Image courtesy - IILM

The last speech was an overwhelming surprise. No, it was not a speech embellished with profoundness but a simple talk that percolates your heart. The anchor called upon Vicky Roy and all eyes set upon a humble boy may be in his early 20s who took stage with deep eyes and greeted all with a Namaste. He delivered in Hindi, the struggling story of his lifetime. When he was very young, his parents couldn’t afford keep him. Vicky fled away from his grandmother’s home who put him to strenuous work when he should have held a copy and pencil. He roamed around railway stations in Delhi and was caught by a social service community. Again, he was captivated and again he fled. He stumbled places to places, did nightmarish work for a boy of his age- picking bottles and doing construction jobs. As fate took a turn he hooked onto a job of assistant to a cameraman. He learnt camera-skills and some English too. He beautifully amalgamated this serious story with humor and made us laugh. In next few years he had clicked numerous photographs that depicted his past life. And were they admired! His efforts saw him host his first photo galleria for public and it was very successful “kyunki papa bhi dekhne aaye the. Unka ladka ghar se bhag ke bigda nahi tha.” said an emotinal Vicky and all TEDers erupted with an emotional applause. Vicky was one of the four international photographers who were called to shoot the Ground Zero and was the only such Indian. He was even summoned for a lunch with Prince Harry! Phew. Indeed the story is a Bollywood flick and Vicky an instant hero. Junta rushed to pose with him!
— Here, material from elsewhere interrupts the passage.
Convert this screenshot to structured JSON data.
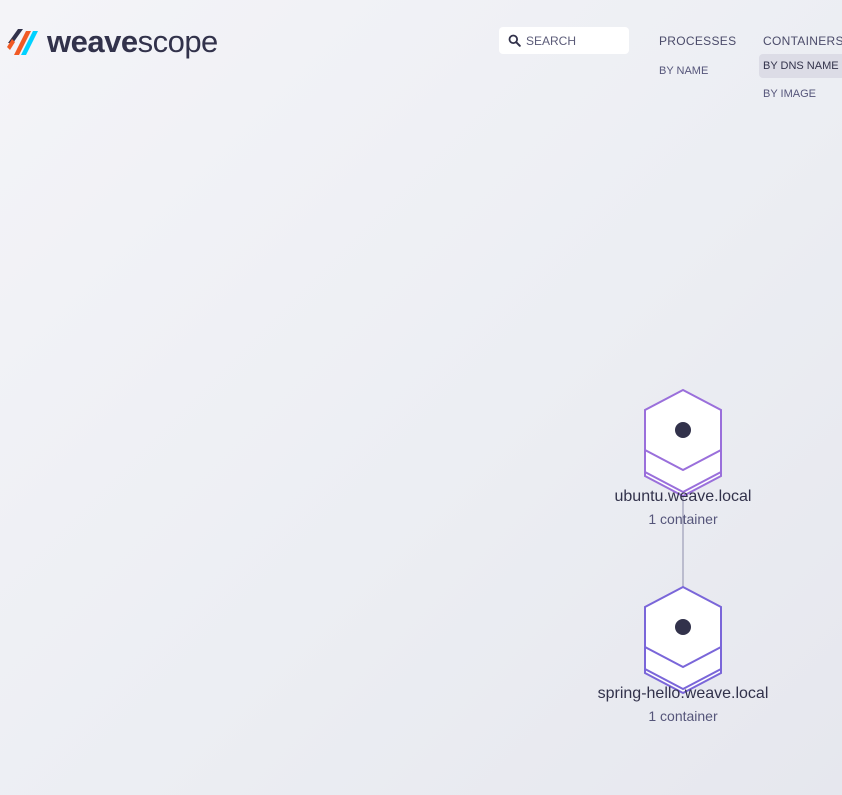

Image courtesy - IILM

Next were entertainment sessions - first was an awesome performance by the lovely Jasleen Royal, semi finalist of India’s got talent and the second was a Bhangra Dance. I’ll upload the videos that I captured though the quality is not that good.

Later the young junta (including me) joined the Bhangra dancers on stage just like college and danced like mads :) After we drenched ourselves we assembled to cut the TED cake. We even had a B’day boy who held the knife to celebrate his most memorable birthday.
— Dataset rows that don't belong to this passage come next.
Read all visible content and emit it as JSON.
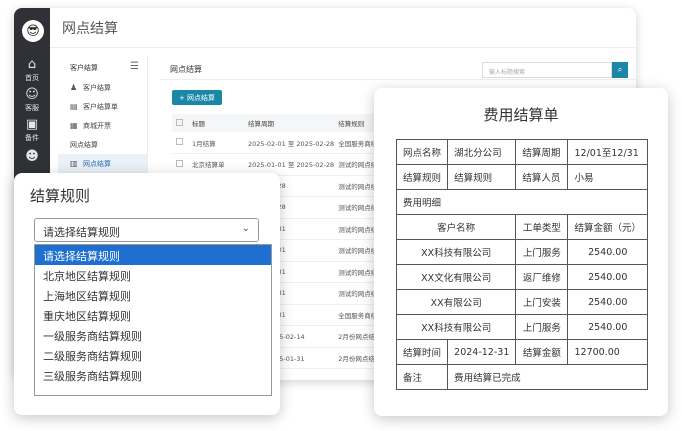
{
  "app": {
    "title": "网点结算",
    "rail": [
      {
        "icon": "⌂",
        "label": "首页"
      },
      {
        "icon": "☺",
        "label": "客服"
      },
      {
        "icon": "▣",
        "label": "备件"
      },
      {
        "icon": "☻",
        "label": ""
      }
    ],
    "menu": {
      "head": "客户结算",
      "items": [
        {
          "icon": "♟",
          "label": "客户结算"
        },
        {
          "icon": "▤",
          "label": "客户结算单"
        },
        {
          "icon": "▦",
          "label": "商城开票"
        },
        {
          "icon": "",
          "label": "网点结算"
        },
        {
          "icon": "▥",
          "label": "网点结算"
        }
      ]
    },
    "content": {
      "title": "网点结算",
      "search_placeholder": "输入标题搜索",
      "add_label": "+ 网点结算",
      "columns": [
        "",
        "标题",
        "结算周期",
        "结算规则"
      ],
      "rows": [
        {
          "title": "1月结算",
          "period": "2025-02-01 至 2025-02-28",
          "rule": "全国服务商结"
        },
        {
          "title": "北京结算单",
          "period": "2025-01-01 至 2025-02-28",
          "rule": "测试的网点结"
        },
        {
          "title": "",
          "period": "2025-02-28",
          "rule": "测试的网点结"
        },
        {
          "title": "",
          "period": "2025-02-28",
          "rule": "测试的网点结"
        },
        {
          "title": "",
          "period": "2025-01-31",
          "rule": "测试的网点结"
        },
        {
          "title": "",
          "period": "2024-12-01",
          "rule": "测试的网点结"
        },
        {
          "title": "",
          "period": "2025-01-31",
          "rule": "测试的网点结"
        },
        {
          "title": "",
          "period": "2025-01-31",
          "rule": "测试的网点结"
        },
        {
          "title": "",
          "period": "2025-01-31",
          "rule": "全国服务商结"
        },
        {
          "title": "",
          "period": "14 至 2025-02-14",
          "rule": "2月份网点结"
        },
        {
          "title": "",
          "period": "01 至 2025-01-31",
          "rule": "2月份网点结"
        }
      ]
    }
  },
  "rule_card": {
    "title": "结算规则",
    "select_value": "请选择结算规则",
    "options": [
      "请选择结算规则",
      "北京地区结算规则",
      "上海地区结算规则",
      "重庆地区结算规则",
      "一级服务商结算规则",
      "二级服务商结算规则",
      "三级服务商结算规则"
    ]
  },
  "bill": {
    "title": "费用结算单",
    "branch_label": "网点名称",
    "branch_value": "湖北分公司",
    "period_label": "结算周期",
    "period_value": "12/01至12/31",
    "rule_label": "结算规则",
    "rule_value": "结算规则",
    "person_label": "结算人员",
    "person_value": "小易",
    "detail_label": "费用明细",
    "detail_headers": [
      "客户名称",
      "工单类型",
      "结算金额（元）"
    ],
    "details": [
      {
        "customer": "XX科技有限公司",
        "type": "上门服务",
        "amount": "2540.00"
      },
      {
        "customer": "XX文化有限公司",
        "type": "返厂维修",
        "amount": "2540.00"
      },
      {
        "customer": "XX有限公司",
        "type": "上门安装",
        "amount": "2540.00"
      },
      {
        "customer": "XX科技有限公司",
        "type": "上门服务",
        "amount": "2540.00"
      }
    ],
    "time_label": "结算时间",
    "time_value": "2024-12-31",
    "total_label": "结算金额",
    "total_value": "12700.00",
    "note_label": "备注",
    "note_value": "费用结算已完成"
  }
}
Yeah, the memorabilia was pretty and useful for lately I’ve turned into a coffee addict. Thank you organizers!!

Waiting for the next TEDx !!

For more pictures visit - this page and this page. And if anyone has my pic please share especially while I was dancing :P